'Championing the rights of children'

Pupils in some areas are not offered 'vital' GCSEs

Garry Fri 13 Feb 2015 09:45

Pupils in some parts of England are unlikely to take exams that could be vital to their job prospects - such as sciences and languages - according to an analysis of exam results.

Researchers examined GCSE statistics from 2013 and found in some authorities a third of schools did not offer triple science.

There are concerns such "subject deserts" could harm social mobility.

The government said thousands more pupils were now taking core subjects.

Sir Peter Lampl, chairman of the Sutton Trust education charity, said these were "very worrying findings" and further evidence of the "bleak correlation between educational opportunities and geography".

The analysis showing big variations in subject take-up has been carried out by the Open Public Services Network, which provides an independent assessment of public sector performance data.

Even if pupils have ability, they can face a lack of availability, with a wide variation in subjects offered by schools.

The study found that children in Kensington were four times more likely to be enrolled for a language GCSE than children in Middlesbrough.

And in terms of science, if pupils cannot take triple science - which leads to three separate GCSEs in physics, chemistry and biology - it can make it more difficult to take A-level science subjects needed for careers such as medicine.

'Challenging subjects'
There were six authorities where more than a third of schools did not offer triple science - Medway, Slough, Newcastle upon Tyne, Kingston-Upon-Hull, Knowsley and North East Lincolnshire.

This "severely limits" options after GCSEs and beyond school, says the research.

There are big differences in the proportion of pupils taking any sciences, with low take-up in parts of the North East and North West and coastal areas such as the Isle of Wight.
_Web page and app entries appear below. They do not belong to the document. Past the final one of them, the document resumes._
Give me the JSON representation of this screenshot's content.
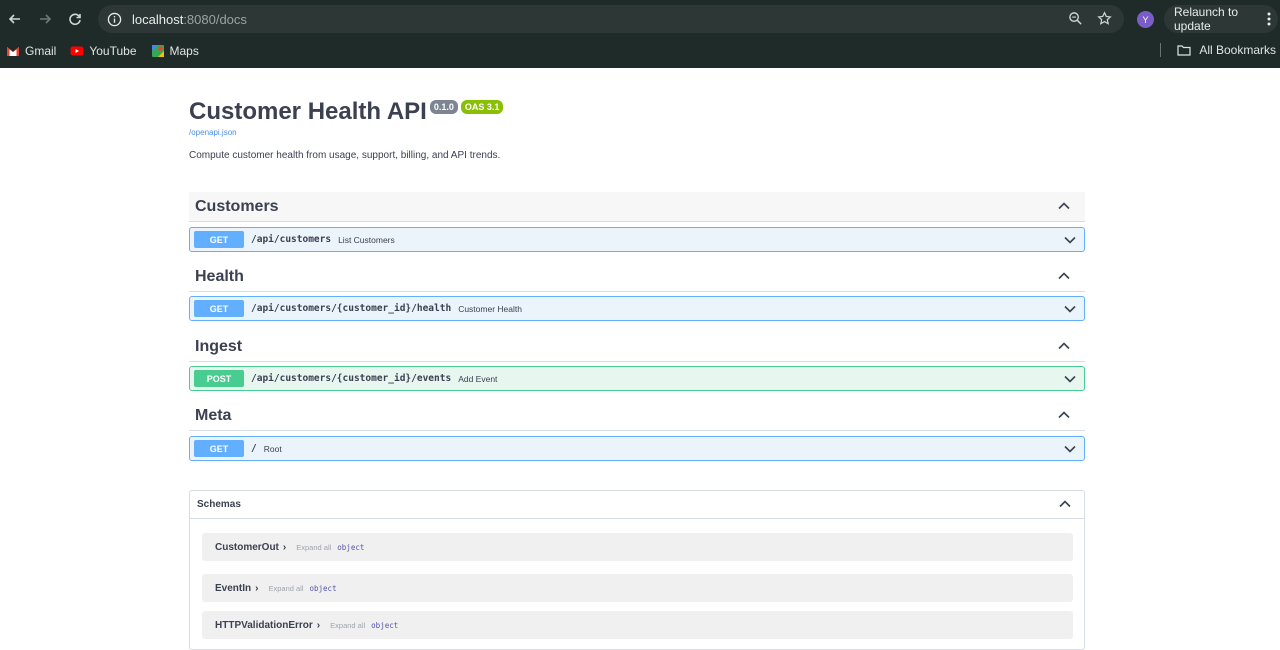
{
  "browser": {
    "url_host": "localhost",
    "url_rest": ":8080/docs",
    "avatar_letter": "Y",
    "relaunch_label": "Relaunch to update",
    "bookmarks": [
      {
        "label": "Gmail",
        "icon": "gmail-icon"
      },
      {
        "label": "YouTube",
        "icon": "youtube-icon"
      },
      {
        "label": "Maps",
        "icon": "maps-icon"
      }
    ],
    "all_bookmarks_label": "All Bookmarks"
  },
  "api": {
    "title": "Customer Health API",
    "version": "0.1.0",
    "oas": "OAS 3.1",
    "spec_link": "/openapi.json",
    "description": "Compute customer health from usage, support, billing, and API trends."
  },
  "tags": [
    {
      "name": "Customers",
      "ops": [
        {
          "method": "GET",
          "path": "/api/customers",
          "summary": "List Customers"
        }
      ]
    },
    {
      "name": "Health",
      "ops": [
        {
          "method": "GET",
          "path": "/api/customers/{customer_id}/health",
          "summary": "Customer Health"
        }
      ]
    },
    {
      "name": "Ingest",
      "ops": [
        {
          "method": "POST",
          "path": "/api/customers/{customer_id}/events",
          "summary": "Add Event"
        }
      ]
    },
    {
      "name": "Meta",
      "ops": [
        {
          "method": "GET",
          "path": "/",
          "summary": "Root"
        }
      ]
    }
  ],
  "schemas": {
    "title": "Schemas",
    "expand_all": "Expand all",
    "models": [
      {
        "name": "CustomerOut",
        "type": "object"
      },
      {
        "name": "EventIn",
        "type": "object"
      },
      {
        "name": "HTTPValidationError",
        "type": "object"
      }
    ]
  },
  "colors": {
    "get": "#61affe",
    "post": "#49cc90",
    "chrome_bg": "#1f2b29"
  }
}
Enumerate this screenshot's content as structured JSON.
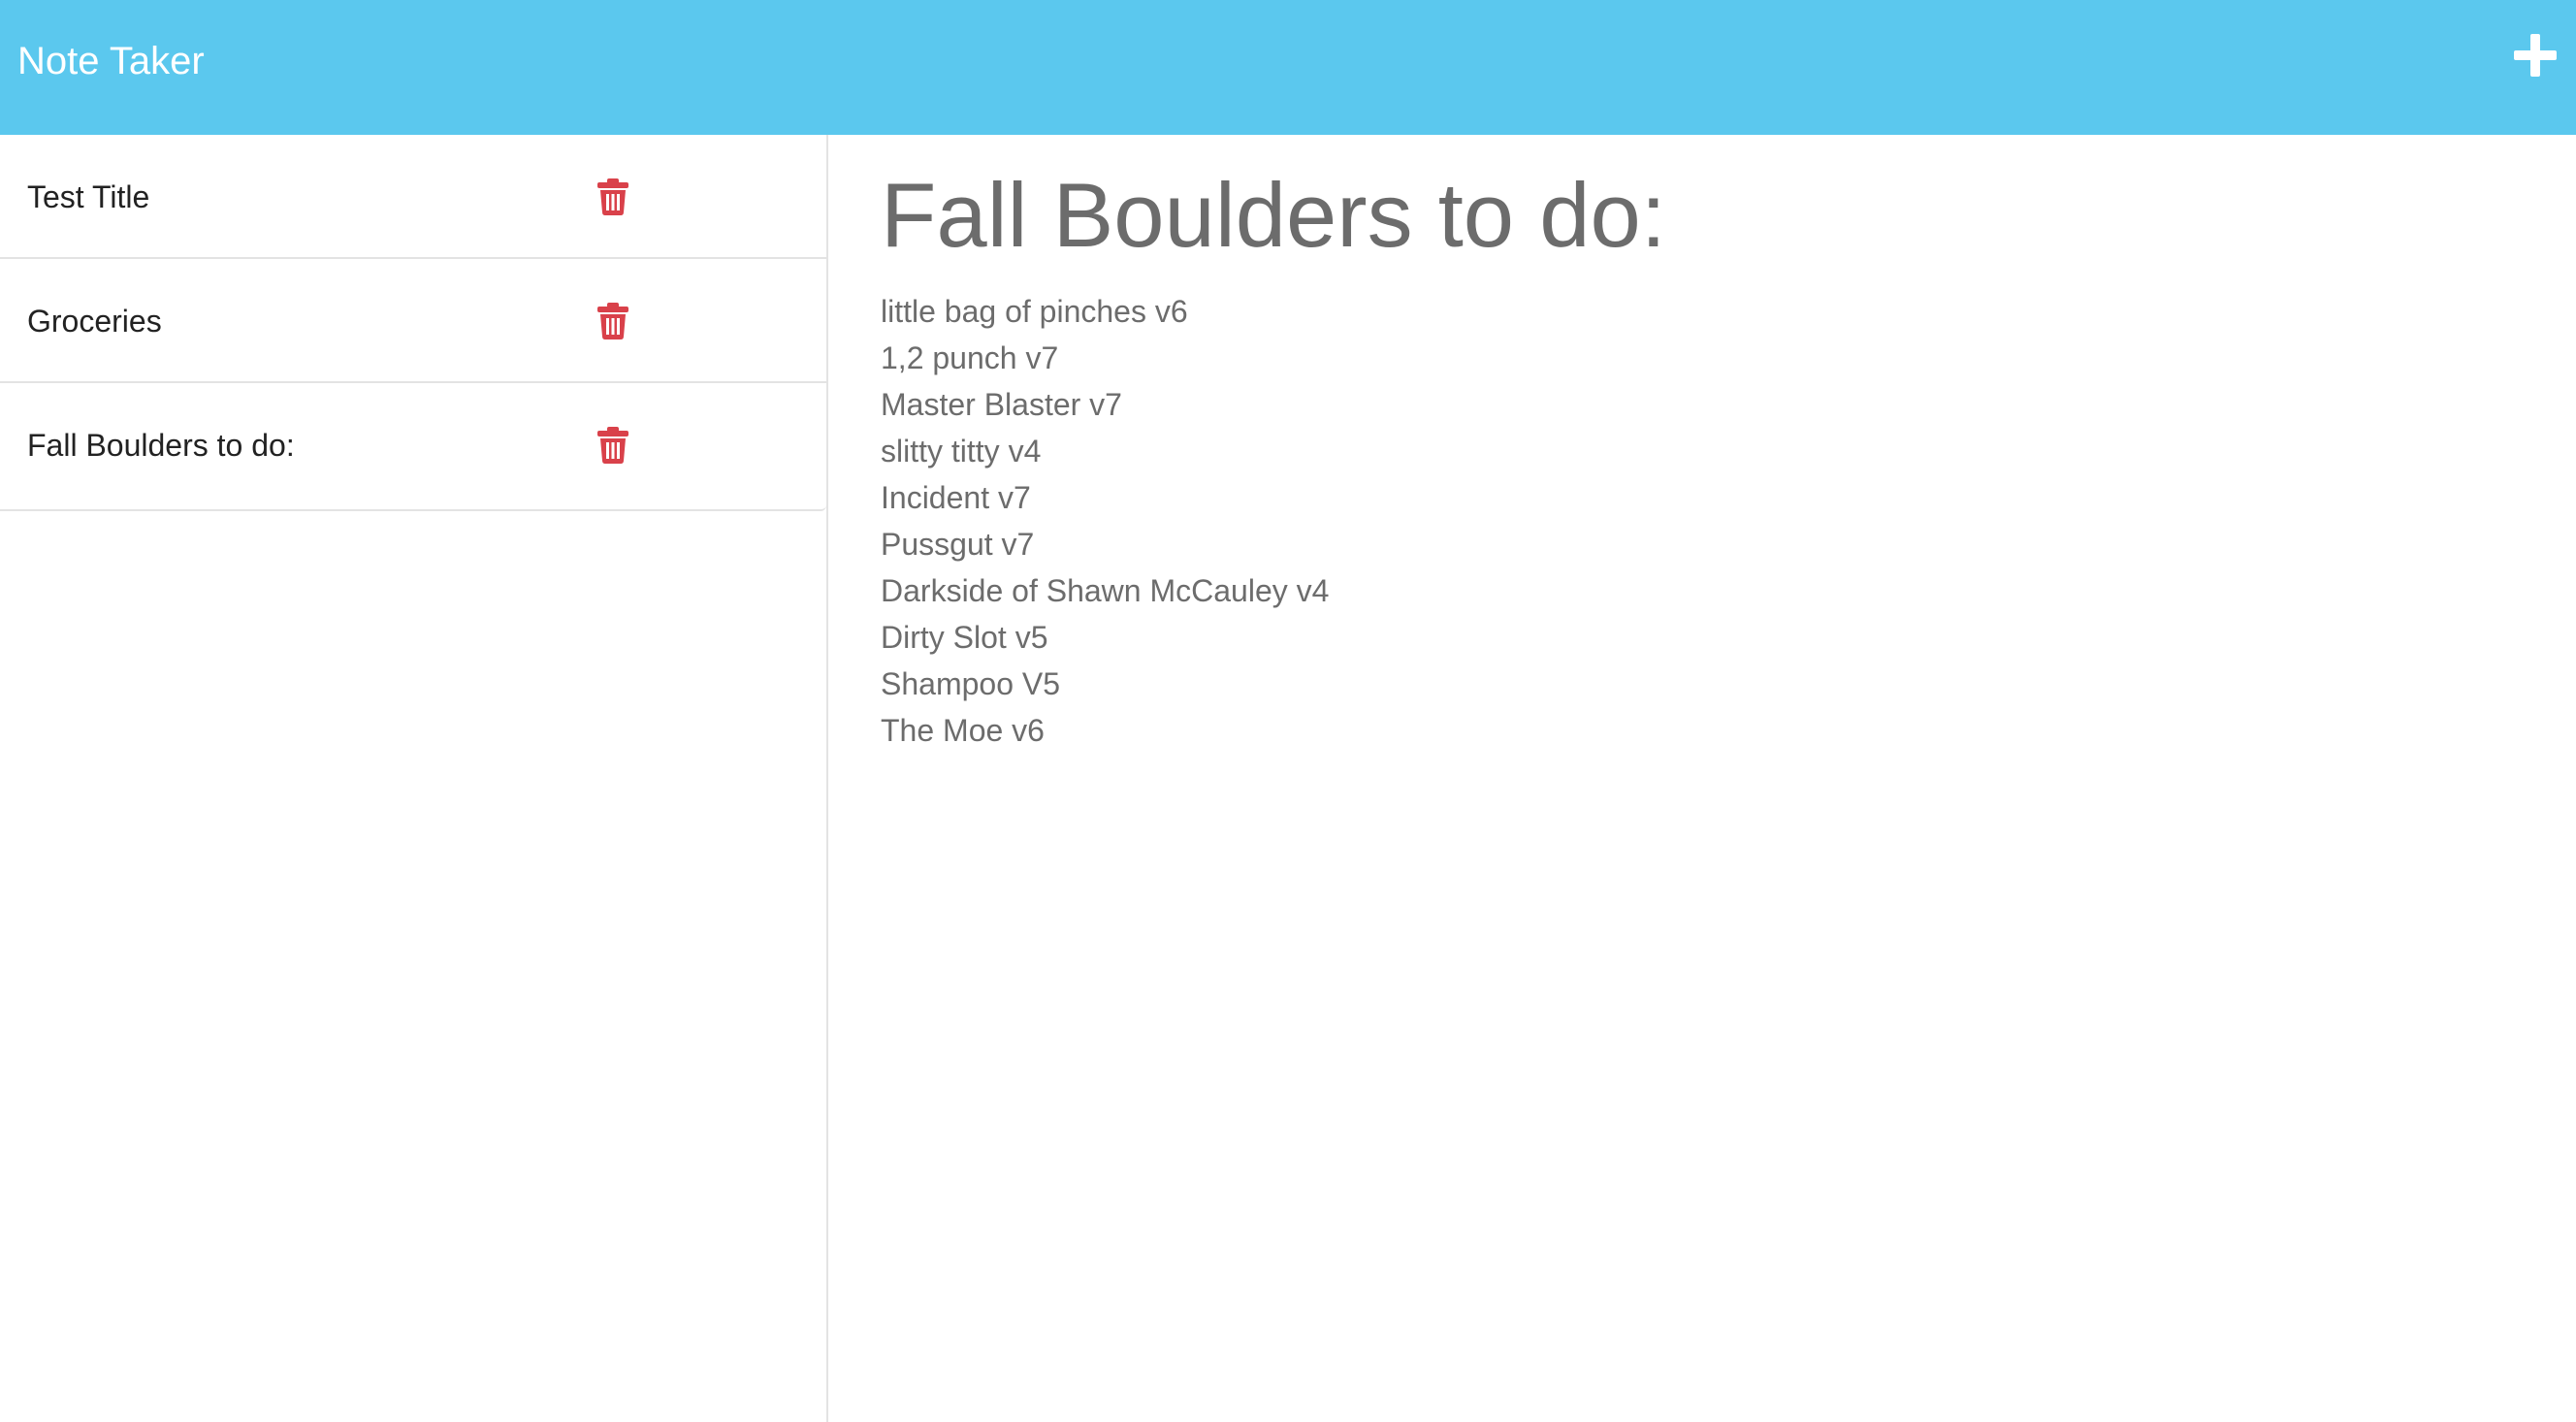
{
  "app": {
    "title": "Note Taker"
  },
  "colors": {
    "navbar": "#5bc8ee",
    "delete_icon": "#d9414a",
    "text_dark": "#222222",
    "text_muted": "#6c6c6c"
  },
  "icons": {
    "add": "plus-icon",
    "delete": "trash-icon"
  },
  "notes": [
    {
      "title": "Test Title"
    },
    {
      "title": "Groceries"
    },
    {
      "title": "Fall Boulders to do:"
    }
  ],
  "active_note": {
    "title": "Fall Boulders to do:",
    "lines": [
      "little bag of pinches v6",
      "1,2 punch v7",
      "Master Blaster v7",
      "slitty titty v4",
      "Incident v7",
      "Pussgut v7",
      "Darkside of Shawn McCauley v4",
      "Dirty Slot v5",
      "Shampoo V5",
      "The Moe v6"
    ]
  }
}
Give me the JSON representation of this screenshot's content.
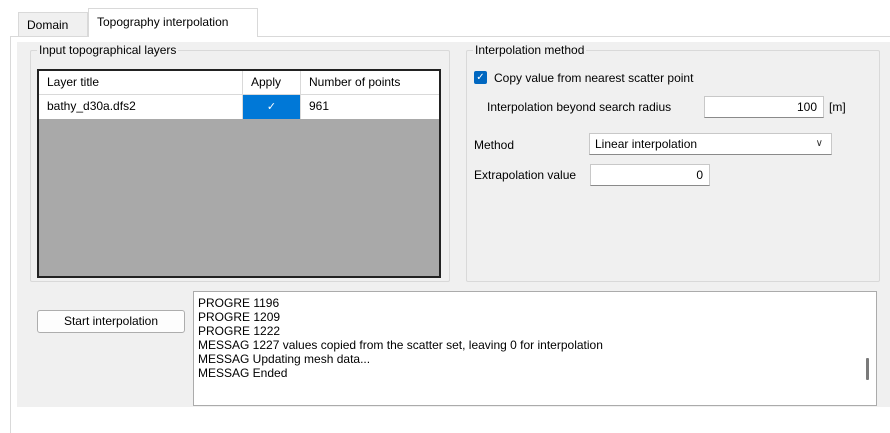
{
  "tabs": [
    {
      "label": "Domain"
    },
    {
      "label": "Topography interpolation"
    }
  ],
  "input_layers": {
    "title": "Input topographical layers",
    "columns": [
      "Layer title",
      "Apply",
      "Number of points"
    ],
    "rows": [
      {
        "layer_title": "bathy_d30a.dfs2",
        "apply": "✓",
        "number_of_points": "961"
      }
    ]
  },
  "interpolation": {
    "title": "Interpolation method",
    "copy_checkbox_label": "Copy value from nearest scatter point",
    "copy_checked": "✓",
    "beyond_radius_label": "Interpolation beyond search radius",
    "beyond_radius_value": "100",
    "beyond_radius_unit": "[m]",
    "method_label": "Method",
    "method_value": "Linear interpolation",
    "extrapolation_label": "Extrapolation value",
    "extrapolation_value": "0"
  },
  "actions": {
    "start_label": "Start interpolation"
  },
  "log": {
    "lines": [
      "PROGRE 1196",
      "PROGRE 1209",
      "PROGRE 1222",
      "MESSAG 1227 values copied from the scatter set, leaving 0 for interpolation",
      "MESSAG Updating mesh data...",
      "MESSAG Ended"
    ]
  },
  "icons": {
    "checkmark": "checkmark-icon",
    "dropdown": "chevron-down-icon"
  },
  "colors": {
    "accent": "#0078d7",
    "grid_empty": "#a9a9a9",
    "panel_bg": "#f0f0f0"
  }
}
The findings show how opportunities can be "restricted because all the schools within a neighbourhood have decided not to offer more challenging subjects", said researcher Roger Taylor.

Read more... (BBC News - 11 February)